* Your instructions: In the records that follow, locate every line with "select" and extract it.

* Records supplied:
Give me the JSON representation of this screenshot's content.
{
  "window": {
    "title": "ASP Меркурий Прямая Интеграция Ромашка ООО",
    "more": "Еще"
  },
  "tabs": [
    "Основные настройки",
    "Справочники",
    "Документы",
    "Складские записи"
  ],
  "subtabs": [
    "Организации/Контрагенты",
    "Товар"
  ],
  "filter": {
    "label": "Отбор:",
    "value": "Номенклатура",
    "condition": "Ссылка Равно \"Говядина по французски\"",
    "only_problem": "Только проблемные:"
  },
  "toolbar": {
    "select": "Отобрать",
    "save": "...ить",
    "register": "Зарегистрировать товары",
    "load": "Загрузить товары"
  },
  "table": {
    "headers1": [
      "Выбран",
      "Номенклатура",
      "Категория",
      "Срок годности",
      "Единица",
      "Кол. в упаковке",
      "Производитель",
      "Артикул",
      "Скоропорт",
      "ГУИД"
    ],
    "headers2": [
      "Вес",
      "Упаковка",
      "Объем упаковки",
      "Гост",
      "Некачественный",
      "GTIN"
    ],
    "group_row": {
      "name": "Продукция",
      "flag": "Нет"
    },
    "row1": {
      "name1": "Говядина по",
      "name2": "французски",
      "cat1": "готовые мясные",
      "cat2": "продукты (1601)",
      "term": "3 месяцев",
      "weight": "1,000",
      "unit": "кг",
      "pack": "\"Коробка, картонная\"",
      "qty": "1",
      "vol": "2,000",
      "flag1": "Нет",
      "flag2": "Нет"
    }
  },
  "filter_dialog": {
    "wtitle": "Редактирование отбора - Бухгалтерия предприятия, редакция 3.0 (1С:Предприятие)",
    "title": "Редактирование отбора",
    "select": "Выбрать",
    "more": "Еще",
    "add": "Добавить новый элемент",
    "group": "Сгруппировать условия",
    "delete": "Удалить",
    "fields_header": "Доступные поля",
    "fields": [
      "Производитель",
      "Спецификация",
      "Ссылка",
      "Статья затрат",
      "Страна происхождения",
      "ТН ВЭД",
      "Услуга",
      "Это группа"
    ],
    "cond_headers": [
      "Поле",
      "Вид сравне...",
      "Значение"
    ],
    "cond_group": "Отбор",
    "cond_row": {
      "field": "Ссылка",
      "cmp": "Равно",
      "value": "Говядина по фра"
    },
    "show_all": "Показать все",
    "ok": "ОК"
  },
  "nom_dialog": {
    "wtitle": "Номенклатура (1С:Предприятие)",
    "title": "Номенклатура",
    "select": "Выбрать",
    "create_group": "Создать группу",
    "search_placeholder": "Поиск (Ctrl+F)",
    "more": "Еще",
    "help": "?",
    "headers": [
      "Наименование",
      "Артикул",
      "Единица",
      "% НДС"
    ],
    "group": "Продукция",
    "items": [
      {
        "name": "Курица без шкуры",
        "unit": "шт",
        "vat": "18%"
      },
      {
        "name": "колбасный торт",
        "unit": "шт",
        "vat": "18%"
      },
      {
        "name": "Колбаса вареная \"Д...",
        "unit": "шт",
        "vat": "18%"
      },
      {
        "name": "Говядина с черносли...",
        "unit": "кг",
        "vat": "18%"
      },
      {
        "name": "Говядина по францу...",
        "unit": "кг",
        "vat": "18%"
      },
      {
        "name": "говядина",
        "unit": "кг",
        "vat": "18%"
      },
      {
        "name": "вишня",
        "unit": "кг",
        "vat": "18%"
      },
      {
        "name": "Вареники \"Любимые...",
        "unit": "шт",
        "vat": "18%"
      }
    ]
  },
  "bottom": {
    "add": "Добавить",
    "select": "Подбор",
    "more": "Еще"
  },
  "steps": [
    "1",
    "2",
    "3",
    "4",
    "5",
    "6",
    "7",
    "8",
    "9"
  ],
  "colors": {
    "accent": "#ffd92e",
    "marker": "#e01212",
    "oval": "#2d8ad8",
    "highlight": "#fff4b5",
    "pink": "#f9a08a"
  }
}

* Task result:
    "select": "Отобрать",
    "select": "Выбрать",
    "select": "Выбрать",
    "select": "Подбор",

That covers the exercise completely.